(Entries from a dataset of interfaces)
+---+

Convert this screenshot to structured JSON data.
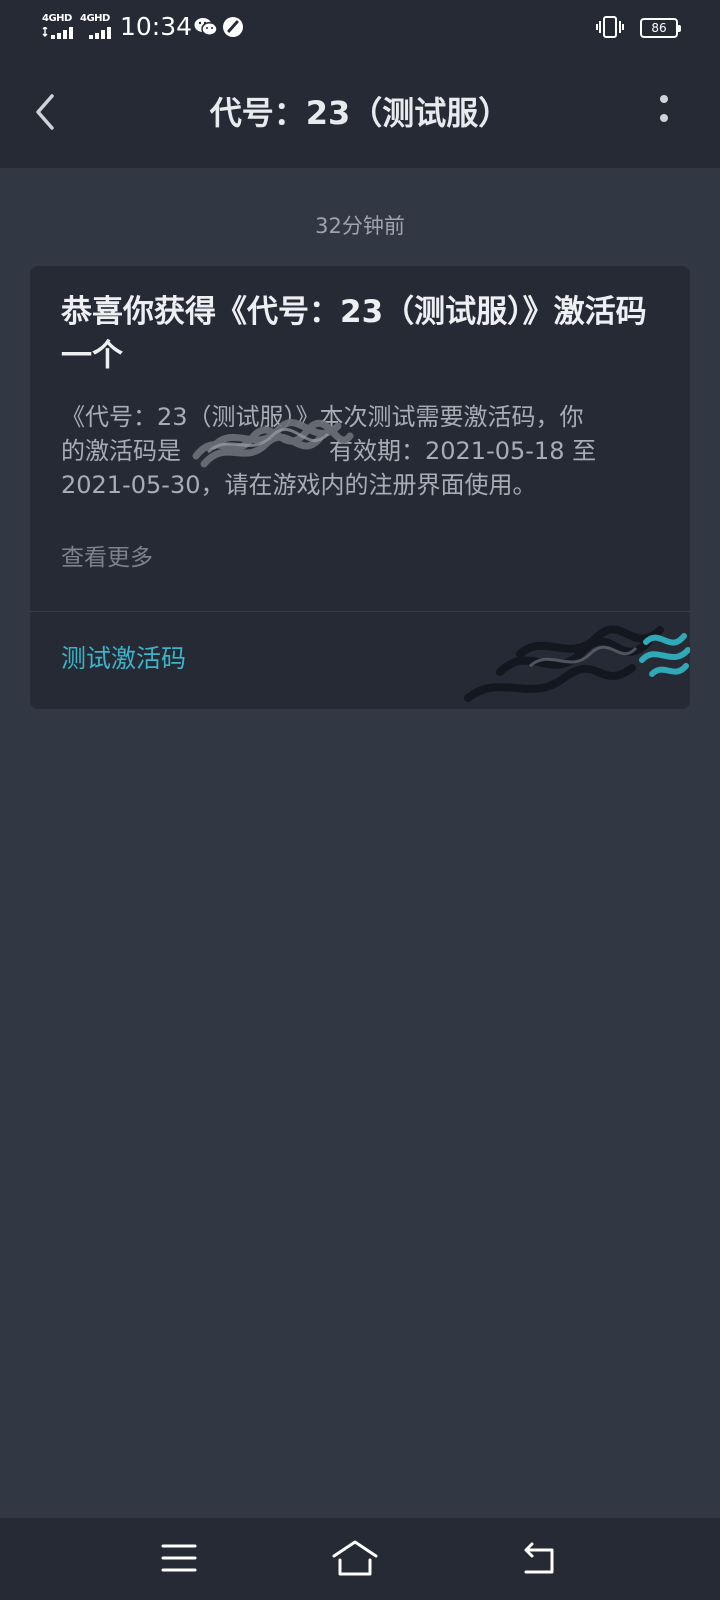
{
  "status_bar": {
    "net1": "4GHD",
    "net2": "4GHD",
    "time": "10:34",
    "battery": "86",
    "icons": [
      "signal-bars-icon",
      "wechat-icon",
      "speed-icon",
      "vibrate-icon",
      "battery-icon"
    ]
  },
  "nav": {
    "back_icon": "chevron-left-icon",
    "title": "代号：23（测试服）",
    "more_icon": "more-vertical-icon"
  },
  "message": {
    "time": "32分钟前",
    "title": "恭喜你获得《代号：23（测试服）》激活码一个",
    "body_line1": "《代号：23（测试服）》本次测试需要激活码，你",
    "body_line2_prefix": "的激活码是",
    "body_line2_suffix": "有效期：2021-05-18 至",
    "body_line3": "2021-05-30，请在游戏内的注册界面使用。",
    "more_label": "查看更多",
    "link_label": "测试激活码"
  },
  "bottom_nav": {
    "icons": [
      "menu-icon",
      "home-icon",
      "back-icon"
    ]
  },
  "colors": {
    "background": "#323744",
    "bar": "#262a35",
    "accent": "#3bb3c9"
  }
}
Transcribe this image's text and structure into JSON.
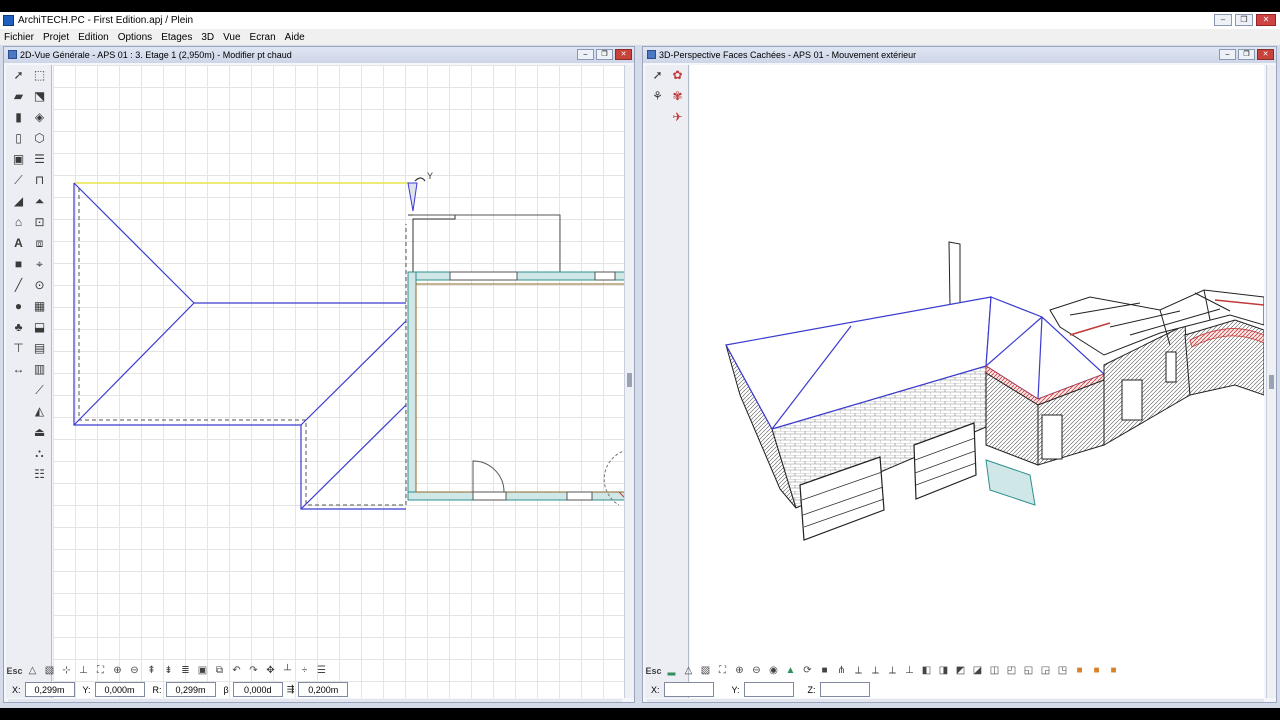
{
  "app": {
    "title": "ArchiTECH.PC - First Edition.apj / Plein"
  },
  "window_controls": {
    "minimize": "‒",
    "restore": "❐",
    "close": "✕"
  },
  "menu": [
    "Fichier",
    "Projet",
    "Edition",
    "Options",
    "Etages",
    "3D",
    "Vue",
    "Ecran",
    "Aide"
  ],
  "view2d": {
    "title": "2D-Vue Générale - APS 01 : 3. Etage 1 (2,950m) - Modifier pt chaud",
    "esc_label": "Esc",
    "coords": {
      "x_label": "X:",
      "x_value": "0,299m",
      "y_label": "Y:",
      "y_value": "0,000m",
      "r_label": "R:",
      "r_value": "0,299m",
      "b_label": "β",
      "b_value": "0,000d",
      "h_value": "0,200m"
    },
    "cursor_label": "Y"
  },
  "view3d": {
    "title": "3D-Perspective Faces Cachées - APS 01 - Mouvement extérieur",
    "esc_label": "Esc",
    "coords": {
      "x_label": "X:",
      "x_value": "",
      "y_label": "Y:",
      "y_value": "",
      "z_label": "Z:",
      "z_value": ""
    }
  },
  "colors": {
    "roof_line": "#3b3bd0",
    "wall_hatch": "#2f8f8f",
    "brick": "#c23a3a",
    "grid": "#e4e4e4"
  }
}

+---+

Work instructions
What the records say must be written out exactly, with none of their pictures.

Written solution
Convert this screenshot to structured JSON data.
{
  "status_bar": {
    "net1": "4GHD",
    "net2": "4GHD",
    "time": "10:34",
    "battery": "86",
    "icons": [
      "signal-bars-icon",
      "wechat-icon",
      "speed-icon",
      "vibrate-icon",
      "battery-icon"
    ]
  },
  "nav": {
    "back_icon": "chevron-left-icon",
    "title": "代号：23（测试服）",
    "more_icon": "more-vertical-icon"
  },
  "message": {
    "time": "32分钟前",
    "title": "恭喜你获得《代号：23（测试服）》激活码一个",
    "body_line1": "《代号：23（测试服）》本次测试需要激活码，你",
    "body_line2_prefix": "的激活码是",
    "body_line2_suffix": "有效期：2021-05-18 至",
    "body_line3": "2021-05-30，请在游戏内的注册界面使用。",
    "more_label": "查看更多",
    "link_label": "测试激活码"
  },
  "bottom_nav": {
    "icons": [
      "menu-icon",
      "home-icon",
      "back-icon"
    ]
  },
  "colors": {
    "background": "#323744",
    "bar": "#262a35",
    "accent": "#3bb3c9"
  }
}
Transcribe this image's text and structure into JSON.
{
  "app": {
    "title": "ArchiTECH.PC - First Edition.apj / Plein"
  },
  "window_controls": {
    "minimize": "‒",
    "restore": "❐",
    "close": "✕"
  },
  "menu": [
    "Fichier",
    "Projet",
    "Edition",
    "Options",
    "Etages",
    "3D",
    "Vue",
    "Ecran",
    "Aide"
  ],
  "view2d": {
    "title": "2D-Vue Générale - APS 01 : 3. Etage 1 (2,950m) - Modifier pt chaud",
    "esc_label": "Esc",
    "coords": {
      "x_label": "X:",
      "x_value": "0,299m",
      "y_label": "Y:",
      "y_value": "0,000m",
      "r_label": "R:",
      "r_value": "0,299m",
      "b_label": "β",
      "b_value": "0,000d",
      "h_value": "0,200m"
    },
    "cursor_label": "Y"
  },
  "view3d": {
    "title": "3D-Perspective Faces Cachées - APS 01 - Mouvement extérieur",
    "esc_label": "Esc",
    "coords": {
      "x_label": "X:",
      "x_value": "",
      "y_label": "Y:",
      "y_value": "",
      "z_label": "Z:",
      "z_value": ""
    }
  },
  "colors": {
    "roof_line": "#3b3bd0",
    "wall_hatch": "#2f8f8f",
    "brick": "#c23a3a",
    "grid": "#e4e4e4"
  }
}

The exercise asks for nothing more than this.